Maya Angelou once said “I’ve learned that people will forget what you said, people will forget what you did, but people will never forget how you made them feel.” In the moments following that trademark skit, suddenly the world would be forced to reflect upon those feelings Josh had evoked in them over the years. As the gymnasium roared with the sound of the school’s fight song, Josh collapsed on the gymnasium floor, and in an instant, he would lose a battle he never knew he was fighting to begin with. Unbeknownst to him and his family, Josh suffered from an undiagnosed case of Marfan Syndrome, and the same enlarged heart which endeared him to all he came in contact with, would also take his life.
Josh was my cousin. And I don’t tell his story for the sympathy, the fanfare, or the all too predictable “Life is short” speech. The message I want everyone to take from Josh’s story is that anyone, regardless of success, fame, or fortune, can forever change the world not because of what you are, but because of who you are. In Josh’s short 17 years on this planet, he used humor, compassion, and love, to make every interaction count. Close to a thousand people showed up to his funeral in the following days, and the family was overwhelmed with support, and stories of Josh’s kindness and humor. Josh’s compassion became a model for students at Thomas Sumter Academy, where his jersey, bearing number 14, hangs in that very gymnasium to this day. And his mother Randi, my aunt, would lead the charge in the months and years following, to have lifesaving defibrillators placed in as many schools as possible to help prevent such tragedies in the future.
As for me, I have spent my life still trying to live up to that 17 year old kid. I live everyday chasing the principles he embodied, and trying to place the needs of others over that of my own, forever thankful I was able to see that even a teenager from Dalzell, South Carolina, can change the world.
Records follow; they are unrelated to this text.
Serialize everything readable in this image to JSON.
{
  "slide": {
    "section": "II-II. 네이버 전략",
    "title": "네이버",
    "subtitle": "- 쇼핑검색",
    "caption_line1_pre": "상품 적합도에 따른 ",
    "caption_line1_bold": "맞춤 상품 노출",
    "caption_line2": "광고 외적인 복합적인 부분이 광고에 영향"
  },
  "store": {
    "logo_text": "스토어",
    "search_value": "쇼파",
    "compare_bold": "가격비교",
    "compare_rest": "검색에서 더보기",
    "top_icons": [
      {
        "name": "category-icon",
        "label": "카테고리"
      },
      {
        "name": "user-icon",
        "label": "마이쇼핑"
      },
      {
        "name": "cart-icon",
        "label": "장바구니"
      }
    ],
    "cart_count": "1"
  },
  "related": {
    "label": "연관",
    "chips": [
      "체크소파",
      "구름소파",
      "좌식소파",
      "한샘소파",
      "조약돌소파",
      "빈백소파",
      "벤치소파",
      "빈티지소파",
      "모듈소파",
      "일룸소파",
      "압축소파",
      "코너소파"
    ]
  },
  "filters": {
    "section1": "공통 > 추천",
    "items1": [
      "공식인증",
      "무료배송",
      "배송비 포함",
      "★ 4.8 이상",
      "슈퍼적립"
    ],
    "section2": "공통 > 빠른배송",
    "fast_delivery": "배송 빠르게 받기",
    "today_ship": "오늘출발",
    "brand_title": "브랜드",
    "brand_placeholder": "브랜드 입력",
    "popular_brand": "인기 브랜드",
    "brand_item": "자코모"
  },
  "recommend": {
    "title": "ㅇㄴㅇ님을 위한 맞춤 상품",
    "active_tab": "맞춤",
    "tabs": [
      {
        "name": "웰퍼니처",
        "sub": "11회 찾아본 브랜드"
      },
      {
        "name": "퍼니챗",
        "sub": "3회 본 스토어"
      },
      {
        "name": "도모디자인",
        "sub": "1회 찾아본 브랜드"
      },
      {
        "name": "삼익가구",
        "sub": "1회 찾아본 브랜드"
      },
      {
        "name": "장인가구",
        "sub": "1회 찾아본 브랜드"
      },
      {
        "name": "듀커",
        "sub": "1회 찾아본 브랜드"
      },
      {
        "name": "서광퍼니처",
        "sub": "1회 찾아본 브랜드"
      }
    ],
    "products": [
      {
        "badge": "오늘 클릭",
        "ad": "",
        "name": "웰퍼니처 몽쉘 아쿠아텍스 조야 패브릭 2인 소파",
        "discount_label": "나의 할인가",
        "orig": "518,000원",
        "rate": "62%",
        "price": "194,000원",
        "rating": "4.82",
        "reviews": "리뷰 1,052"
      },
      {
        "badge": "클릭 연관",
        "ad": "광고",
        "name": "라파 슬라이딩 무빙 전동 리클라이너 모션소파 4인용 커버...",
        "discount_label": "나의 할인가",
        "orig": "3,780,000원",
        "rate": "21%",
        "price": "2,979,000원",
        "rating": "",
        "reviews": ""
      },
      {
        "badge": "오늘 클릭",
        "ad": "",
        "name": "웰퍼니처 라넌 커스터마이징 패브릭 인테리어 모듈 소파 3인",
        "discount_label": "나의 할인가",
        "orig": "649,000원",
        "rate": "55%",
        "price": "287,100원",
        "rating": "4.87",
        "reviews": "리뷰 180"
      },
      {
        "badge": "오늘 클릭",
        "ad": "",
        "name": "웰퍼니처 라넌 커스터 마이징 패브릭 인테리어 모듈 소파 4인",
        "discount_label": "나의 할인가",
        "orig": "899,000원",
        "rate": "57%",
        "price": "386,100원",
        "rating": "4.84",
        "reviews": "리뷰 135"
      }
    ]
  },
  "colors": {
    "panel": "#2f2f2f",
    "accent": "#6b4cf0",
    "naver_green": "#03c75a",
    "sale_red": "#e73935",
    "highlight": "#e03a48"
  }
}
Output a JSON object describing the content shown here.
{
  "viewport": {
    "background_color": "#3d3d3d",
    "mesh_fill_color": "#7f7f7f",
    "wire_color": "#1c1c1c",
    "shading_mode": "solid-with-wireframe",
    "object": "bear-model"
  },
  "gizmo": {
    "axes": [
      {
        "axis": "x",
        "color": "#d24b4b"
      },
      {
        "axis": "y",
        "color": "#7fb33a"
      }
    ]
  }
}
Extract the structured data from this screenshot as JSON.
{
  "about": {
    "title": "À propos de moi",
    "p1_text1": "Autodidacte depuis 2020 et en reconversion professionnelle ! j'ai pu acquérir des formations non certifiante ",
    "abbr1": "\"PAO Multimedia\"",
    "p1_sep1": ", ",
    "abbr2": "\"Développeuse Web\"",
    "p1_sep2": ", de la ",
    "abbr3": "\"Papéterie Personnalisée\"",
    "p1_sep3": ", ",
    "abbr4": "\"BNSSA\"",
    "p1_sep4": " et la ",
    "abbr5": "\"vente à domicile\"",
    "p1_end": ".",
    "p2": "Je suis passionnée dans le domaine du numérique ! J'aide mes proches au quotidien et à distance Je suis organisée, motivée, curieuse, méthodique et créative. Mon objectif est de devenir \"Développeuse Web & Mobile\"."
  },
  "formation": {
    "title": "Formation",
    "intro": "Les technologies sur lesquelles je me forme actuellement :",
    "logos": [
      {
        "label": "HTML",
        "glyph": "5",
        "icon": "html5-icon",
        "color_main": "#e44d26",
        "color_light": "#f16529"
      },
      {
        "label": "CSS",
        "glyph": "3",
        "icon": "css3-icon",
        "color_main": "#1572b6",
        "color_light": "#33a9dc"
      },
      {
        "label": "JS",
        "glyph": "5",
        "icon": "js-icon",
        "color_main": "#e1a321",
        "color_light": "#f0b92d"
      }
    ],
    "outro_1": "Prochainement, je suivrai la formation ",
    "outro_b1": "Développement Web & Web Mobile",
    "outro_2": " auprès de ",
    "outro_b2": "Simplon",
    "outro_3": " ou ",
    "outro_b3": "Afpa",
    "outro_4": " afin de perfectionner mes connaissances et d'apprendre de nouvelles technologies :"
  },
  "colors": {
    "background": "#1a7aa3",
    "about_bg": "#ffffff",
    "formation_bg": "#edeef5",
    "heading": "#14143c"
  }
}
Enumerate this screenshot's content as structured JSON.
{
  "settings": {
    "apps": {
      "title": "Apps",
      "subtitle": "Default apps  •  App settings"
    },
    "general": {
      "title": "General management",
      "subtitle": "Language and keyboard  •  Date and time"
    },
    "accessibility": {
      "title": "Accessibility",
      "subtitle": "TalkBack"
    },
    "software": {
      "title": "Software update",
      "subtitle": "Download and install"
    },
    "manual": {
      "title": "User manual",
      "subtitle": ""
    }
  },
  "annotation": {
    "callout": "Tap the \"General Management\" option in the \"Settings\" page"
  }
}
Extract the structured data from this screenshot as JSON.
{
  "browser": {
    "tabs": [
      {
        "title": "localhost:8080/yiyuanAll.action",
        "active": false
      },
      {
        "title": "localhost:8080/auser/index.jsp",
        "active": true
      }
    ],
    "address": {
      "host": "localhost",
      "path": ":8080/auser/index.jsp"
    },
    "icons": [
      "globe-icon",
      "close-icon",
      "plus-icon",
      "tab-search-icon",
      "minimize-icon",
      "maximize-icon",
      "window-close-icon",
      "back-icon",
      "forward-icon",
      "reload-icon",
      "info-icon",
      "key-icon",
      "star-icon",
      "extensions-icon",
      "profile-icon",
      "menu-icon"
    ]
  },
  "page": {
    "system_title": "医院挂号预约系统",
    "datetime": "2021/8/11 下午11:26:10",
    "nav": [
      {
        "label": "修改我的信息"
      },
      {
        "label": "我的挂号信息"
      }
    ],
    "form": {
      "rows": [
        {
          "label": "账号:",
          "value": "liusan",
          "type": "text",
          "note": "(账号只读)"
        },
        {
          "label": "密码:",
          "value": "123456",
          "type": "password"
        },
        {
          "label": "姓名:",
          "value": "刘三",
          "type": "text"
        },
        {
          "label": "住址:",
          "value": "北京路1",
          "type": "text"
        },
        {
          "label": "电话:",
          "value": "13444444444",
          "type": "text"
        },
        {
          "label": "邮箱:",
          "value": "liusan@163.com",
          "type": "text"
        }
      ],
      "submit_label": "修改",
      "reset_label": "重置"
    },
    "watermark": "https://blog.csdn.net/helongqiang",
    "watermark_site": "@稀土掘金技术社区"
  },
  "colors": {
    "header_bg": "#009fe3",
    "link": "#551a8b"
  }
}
So remember, you are significant, you are meaningful, and although nobody has the power to change the entire world, everybody has the ability to change their world because of who they are, not what they are…even if it’s one life at a time.
To learn more about Josh, go to http://joshpeckfoundation.org/
-CPT Ryan